Copy every entry. Do not alter a single word.

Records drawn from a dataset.
::::::::

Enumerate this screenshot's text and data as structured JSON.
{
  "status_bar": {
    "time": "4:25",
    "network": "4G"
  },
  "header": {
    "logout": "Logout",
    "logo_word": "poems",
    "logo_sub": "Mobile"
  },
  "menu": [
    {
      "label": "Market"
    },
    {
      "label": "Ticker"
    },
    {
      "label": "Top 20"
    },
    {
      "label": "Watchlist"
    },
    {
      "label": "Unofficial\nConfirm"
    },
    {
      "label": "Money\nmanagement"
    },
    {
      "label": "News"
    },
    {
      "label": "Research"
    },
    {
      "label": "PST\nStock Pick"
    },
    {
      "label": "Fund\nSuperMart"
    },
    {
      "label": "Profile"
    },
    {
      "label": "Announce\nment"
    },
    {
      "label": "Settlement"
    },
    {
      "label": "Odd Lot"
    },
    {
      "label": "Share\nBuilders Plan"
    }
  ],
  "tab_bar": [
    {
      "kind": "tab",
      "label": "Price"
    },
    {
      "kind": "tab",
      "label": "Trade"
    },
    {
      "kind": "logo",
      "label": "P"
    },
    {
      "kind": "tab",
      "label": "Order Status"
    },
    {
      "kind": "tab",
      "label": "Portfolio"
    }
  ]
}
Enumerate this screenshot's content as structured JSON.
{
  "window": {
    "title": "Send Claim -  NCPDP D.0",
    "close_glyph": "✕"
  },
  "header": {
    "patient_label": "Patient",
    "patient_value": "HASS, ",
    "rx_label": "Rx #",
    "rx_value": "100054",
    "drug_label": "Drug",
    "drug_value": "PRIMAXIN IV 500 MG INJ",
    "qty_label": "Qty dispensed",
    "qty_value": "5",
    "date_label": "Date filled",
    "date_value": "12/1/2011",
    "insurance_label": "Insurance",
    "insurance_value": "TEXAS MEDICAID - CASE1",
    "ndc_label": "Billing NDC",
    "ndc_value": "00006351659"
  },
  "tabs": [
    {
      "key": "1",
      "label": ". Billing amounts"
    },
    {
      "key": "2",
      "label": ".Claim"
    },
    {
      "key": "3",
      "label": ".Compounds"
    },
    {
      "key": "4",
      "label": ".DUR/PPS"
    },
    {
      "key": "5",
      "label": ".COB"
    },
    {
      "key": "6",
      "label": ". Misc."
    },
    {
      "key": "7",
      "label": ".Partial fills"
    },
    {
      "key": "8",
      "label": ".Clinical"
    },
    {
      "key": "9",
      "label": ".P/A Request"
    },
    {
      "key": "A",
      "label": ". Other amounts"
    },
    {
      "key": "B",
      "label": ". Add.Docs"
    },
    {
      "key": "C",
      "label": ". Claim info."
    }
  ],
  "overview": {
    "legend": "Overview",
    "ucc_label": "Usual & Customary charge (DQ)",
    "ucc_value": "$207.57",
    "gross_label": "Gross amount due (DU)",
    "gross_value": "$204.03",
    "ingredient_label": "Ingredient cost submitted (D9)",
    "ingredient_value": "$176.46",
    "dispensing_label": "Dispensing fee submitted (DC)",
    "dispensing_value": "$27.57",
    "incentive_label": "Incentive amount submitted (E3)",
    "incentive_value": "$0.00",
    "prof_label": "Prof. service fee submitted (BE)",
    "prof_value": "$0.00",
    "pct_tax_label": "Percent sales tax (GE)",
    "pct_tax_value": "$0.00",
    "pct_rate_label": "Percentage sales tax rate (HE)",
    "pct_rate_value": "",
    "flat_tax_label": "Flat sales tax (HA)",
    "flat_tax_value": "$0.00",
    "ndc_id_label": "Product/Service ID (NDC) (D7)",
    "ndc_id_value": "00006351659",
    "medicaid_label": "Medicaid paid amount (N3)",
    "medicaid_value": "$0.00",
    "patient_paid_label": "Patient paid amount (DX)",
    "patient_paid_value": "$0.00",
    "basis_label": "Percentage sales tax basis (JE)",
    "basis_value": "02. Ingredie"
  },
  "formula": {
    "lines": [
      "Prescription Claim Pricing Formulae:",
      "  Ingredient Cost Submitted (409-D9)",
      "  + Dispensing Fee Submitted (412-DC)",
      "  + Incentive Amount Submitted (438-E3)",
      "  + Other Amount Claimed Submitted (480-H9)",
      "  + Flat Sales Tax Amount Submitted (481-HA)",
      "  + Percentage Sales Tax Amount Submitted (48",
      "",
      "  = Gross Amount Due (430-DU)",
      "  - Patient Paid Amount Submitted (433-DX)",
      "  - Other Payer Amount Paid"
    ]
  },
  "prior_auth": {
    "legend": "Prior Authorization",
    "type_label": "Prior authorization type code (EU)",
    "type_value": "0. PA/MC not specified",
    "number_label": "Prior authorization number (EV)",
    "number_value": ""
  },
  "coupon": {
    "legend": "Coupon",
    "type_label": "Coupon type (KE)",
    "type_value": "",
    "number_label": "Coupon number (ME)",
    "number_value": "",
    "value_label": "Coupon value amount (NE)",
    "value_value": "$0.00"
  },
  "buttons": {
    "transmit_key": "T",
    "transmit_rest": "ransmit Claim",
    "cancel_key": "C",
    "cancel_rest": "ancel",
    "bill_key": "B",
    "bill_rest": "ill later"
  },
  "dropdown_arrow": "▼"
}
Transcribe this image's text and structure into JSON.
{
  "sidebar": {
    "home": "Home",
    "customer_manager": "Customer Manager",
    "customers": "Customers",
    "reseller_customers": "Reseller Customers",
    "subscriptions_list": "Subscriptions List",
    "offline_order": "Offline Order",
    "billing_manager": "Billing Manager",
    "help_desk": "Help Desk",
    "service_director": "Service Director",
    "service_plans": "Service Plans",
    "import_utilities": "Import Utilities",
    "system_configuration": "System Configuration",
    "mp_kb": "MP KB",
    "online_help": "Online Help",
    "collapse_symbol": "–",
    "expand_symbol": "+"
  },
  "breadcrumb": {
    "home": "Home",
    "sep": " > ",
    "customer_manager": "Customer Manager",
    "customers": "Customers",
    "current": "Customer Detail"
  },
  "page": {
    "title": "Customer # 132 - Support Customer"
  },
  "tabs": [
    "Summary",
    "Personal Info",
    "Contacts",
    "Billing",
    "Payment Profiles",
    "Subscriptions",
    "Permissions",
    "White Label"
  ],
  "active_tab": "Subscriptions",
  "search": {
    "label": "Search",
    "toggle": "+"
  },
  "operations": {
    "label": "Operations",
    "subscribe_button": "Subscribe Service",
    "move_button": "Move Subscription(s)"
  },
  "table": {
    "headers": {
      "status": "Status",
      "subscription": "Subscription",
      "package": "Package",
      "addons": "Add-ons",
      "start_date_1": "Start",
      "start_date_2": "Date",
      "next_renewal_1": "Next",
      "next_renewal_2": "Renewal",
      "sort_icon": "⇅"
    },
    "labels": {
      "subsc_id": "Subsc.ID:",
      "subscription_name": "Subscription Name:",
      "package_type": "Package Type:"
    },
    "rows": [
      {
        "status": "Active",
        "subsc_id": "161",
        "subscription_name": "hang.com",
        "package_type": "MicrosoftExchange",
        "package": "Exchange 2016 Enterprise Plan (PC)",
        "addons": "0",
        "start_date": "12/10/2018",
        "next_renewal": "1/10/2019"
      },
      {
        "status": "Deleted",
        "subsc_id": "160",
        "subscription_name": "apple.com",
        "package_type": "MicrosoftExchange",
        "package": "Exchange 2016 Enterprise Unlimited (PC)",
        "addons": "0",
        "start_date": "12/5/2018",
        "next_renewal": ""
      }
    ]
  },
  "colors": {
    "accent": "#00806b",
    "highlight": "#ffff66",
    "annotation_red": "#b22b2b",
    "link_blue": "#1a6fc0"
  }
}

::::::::

Solution to the problem.
Enumerate this screenshot's text and data as structured JSON.
{
  "status_bar": {
    "time": "4:25",
    "network": "4G"
  },
  "header": {
    "logout": "Logout",
    "logo_word": "poems",
    "logo_sub": "Mobile"
  },
  "menu": [
    {
      "label": "Market"
    },
    {
      "label": "Ticker"
    },
    {
      "label": "Top 20"
    },
    {
      "label": "Watchlist"
    },
    {
      "label": "Unofficial\nConfirm"
    },
    {
      "label": "Money\nmanagement"
    },
    {
      "label": "News"
    },
    {
      "label": "Research"
    },
    {
      "label": "PST\nStock Pick"
    },
    {
      "label": "Fund\nSuperMart"
    },
    {
      "label": "Profile"
    },
    {
      "label": "Announce\nment"
    },
    {
      "label": "Settlement"
    },
    {
      "label": "Odd Lot"
    },
    {
      "label": "Share\nBuilders Plan"
    }
  ],
  "tab_bar": [
    {
      "kind": "tab",
      "label": "Price"
    },
    {
      "kind": "tab",
      "label": "Trade"
    },
    {
      "kind": "logo",
      "label": "P"
    },
    {
      "kind": "tab",
      "label": "Order Status"
    },
    {
      "kind": "tab",
      "label": "Portfolio"
    }
  ]
}
Enumerate this screenshot's content as structured JSON.
{
  "window": {
    "title": "Send Claim -  NCPDP D.0",
    "close_glyph": "✕"
  },
  "header": {
    "patient_label": "Patient",
    "patient_value": "HASS, ",
    "rx_label": "Rx #",
    "rx_value": "100054",
    "drug_label": "Drug",
    "drug_value": "PRIMAXIN IV 500 MG INJ",
    "qty_label": "Qty dispensed",
    "qty_value": "5",
    "date_label": "Date filled",
    "date_value": "12/1/2011",
    "insurance_label": "Insurance",
    "insurance_value": "TEXAS MEDICAID - CASE1",
    "ndc_label": "Billing NDC",
    "ndc_value": "00006351659"
  },
  "tabs": [
    {
      "key": "1",
      "label": ". Billing amounts"
    },
    {
      "key": "2",
      "label": ".Claim"
    },
    {
      "key": "3",
      "label": ".Compounds"
    },
    {
      "key": "4",
      "label": ".DUR/PPS"
    },
    {
      "key": "5",
      "label": ".COB"
    },
    {
      "key": "6",
      "label": ". Misc."
    },
    {
      "key": "7",
      "label": ".Partial fills"
    },
    {
      "key": "8",
      "label": ".Clinical"
    },
    {
      "key": "9",
      "label": ".P/A Request"
    },
    {
      "key": "A",
      "label": ". Other amounts"
    },
    {
      "key": "B",
      "label": ". Add.Docs"
    },
    {
      "key": "C",
      "label": ". Claim info."
    }
  ],
  "overview": {
    "legend": "Overview",
    "ucc_label": "Usual & Customary charge (DQ)",
    "ucc_value": "$207.57",
    "gross_label": "Gross amount due (DU)",
    "gross_value": "$204.03",
    "ingredient_label": "Ingredient cost submitted (D9)",
    "ingredient_value": "$176.46",
    "dispensing_label": "Dispensing fee submitted (DC)",
    "dispensing_value": "$27.57",
    "incentive_label": "Incentive amount submitted (E3)",
    "incentive_value": "$0.00",
    "prof_label": "Prof. service fee submitted (BE)",
    "prof_value": "$0.00",
    "pct_tax_label": "Percent sales tax (GE)",
    "pct_tax_value": "$0.00",
    "pct_rate_label": "Percentage sales tax rate (HE)",
    "pct_rate_value": "",
    "flat_tax_label": "Flat sales tax (HA)",
    "flat_tax_value": "$0.00",
    "ndc_id_label": "Product/Service ID (NDC) (D7)",
    "ndc_id_value": "00006351659",
    "medicaid_label": "Medicaid paid amount (N3)",
    "medicaid_value": "$0.00",
    "patient_paid_label": "Patient paid amount (DX)",
    "patient_paid_value": "$0.00",
    "basis_label": "Percentage sales tax basis (JE)",
    "basis_value": "02. Ingredie"
  },
  "formula": {
    "lines": [
      "Prescription Claim Pricing Formulae:",
      "  Ingredient Cost Submitted (409-D9)",
      "  + Dispensing Fee Submitted (412-DC)",
      "  + Incentive Amount Submitted (438-E3)",
      "  + Other Amount Claimed Submitted (480-H9)",
      "  + Flat Sales Tax Amount Submitted (481-HA)",
      "  + Percentage Sales Tax Amount Submitted (48",
      "",
      "  = Gross Amount Due (430-DU)",
      "  - Patient Paid Amount Submitted (433-DX)",
      "  - Other Payer Amount Paid"
    ]
  },
  "prior_auth": {
    "legend": "Prior Authorization",
    "type_label": "Prior authorization type code (EU)",
    "type_value": "0. PA/MC not specified",
    "number_label": "Prior authorization number (EV)",
    "number_value": ""
  },
  "coupon": {
    "legend": "Coupon",
    "type_label": "Coupon type (KE)",
    "type_value": "",
    "number_label": "Coupon number (ME)",
    "number_value": "",
    "value_label": "Coupon value amount (NE)",
    "value_value": "$0.00"
  },
  "buttons": {
    "transmit_key": "T",
    "transmit_rest": "ransmit Claim",
    "cancel_key": "C",
    "cancel_rest": "ancel",
    "bill_key": "B",
    "bill_rest": "ill later"
  },
  "dropdown_arrow": "▼"
}
Transcribe this image's text and structure into JSON.
{
  "sidebar": {
    "home": "Home",
    "customer_manager": "Customer Manager",
    "customers": "Customers",
    "reseller_customers": "Reseller Customers",
    "subscriptions_list": "Subscriptions List",
    "offline_order": "Offline Order",
    "billing_manager": "Billing Manager",
    "help_desk": "Help Desk",
    "service_director": "Service Director",
    "service_plans": "Service Plans",
    "import_utilities": "Import Utilities",
    "system_configuration": "System Configuration",
    "mp_kb": "MP KB",
    "online_help": "Online Help",
    "collapse_symbol": "–",
    "expand_symbol": "+"
  },
  "breadcrumb": {
    "home": "Home",
    "sep": " > ",
    "customer_manager": "Customer Manager",
    "customers": "Customers",
    "current": "Customer Detail"
  },
  "page": {
    "title": "Customer # 132 - Support Customer"
  },
  "tabs": [
    "Summary",
    "Personal Info",
    "Contacts",
    "Billing",
    "Payment Profiles",
    "Subscriptions",
    "Permissions",
    "White Label"
  ],
  "active_tab": "Subscriptions",
  "search": {
    "label": "Search",
    "toggle": "+"
  },
  "operations": {
    "label": "Operations",
    "subscribe_button": "Subscribe Service",
    "move_button": "Move Subscription(s)"
  },
  "table": {
    "headers": {
      "status": "Status",
      "subscription": "Subscription",
      "package": "Package",
      "addons": "Add-ons",
      "start_date_1": "Start",
      "start_date_2": "Date",
      "next_renewal_1": "Next",
      "next_renewal_2": "Renewal",
      "sort_icon": "⇅"
    },
    "labels": {
      "subsc_id": "Subsc.ID:",
      "subscription_name": "Subscription Name:",
      "package_type": "Package Type:"
    },
    "rows": [
      {
        "status": "Active",
        "subsc_id": "161",
        "subscription_name": "hang.com",
        "package_type": "MicrosoftExchange",
        "package": "Exchange 2016 Enterprise Plan (PC)",
        "addons": "0",
        "start_date": "12/10/2018",
        "next_renewal": "1/10/2019"
      },
      {
        "status": "Deleted",
        "subsc_id": "160",
        "subscription_name": "apple.com",
        "package_type": "MicrosoftExchange",
        "package": "Exchange 2016 Enterprise Unlimited (PC)",
        "addons": "0",
        "start_date": "12/5/2018",
        "next_renewal": ""
      }
    ]
  },
  "colors": {
    "accent": "#00806b",
    "highlight": "#ffff66",
    "annotation_red": "#b22b2b",
    "link_blue": "#1a6fc0"
  }
}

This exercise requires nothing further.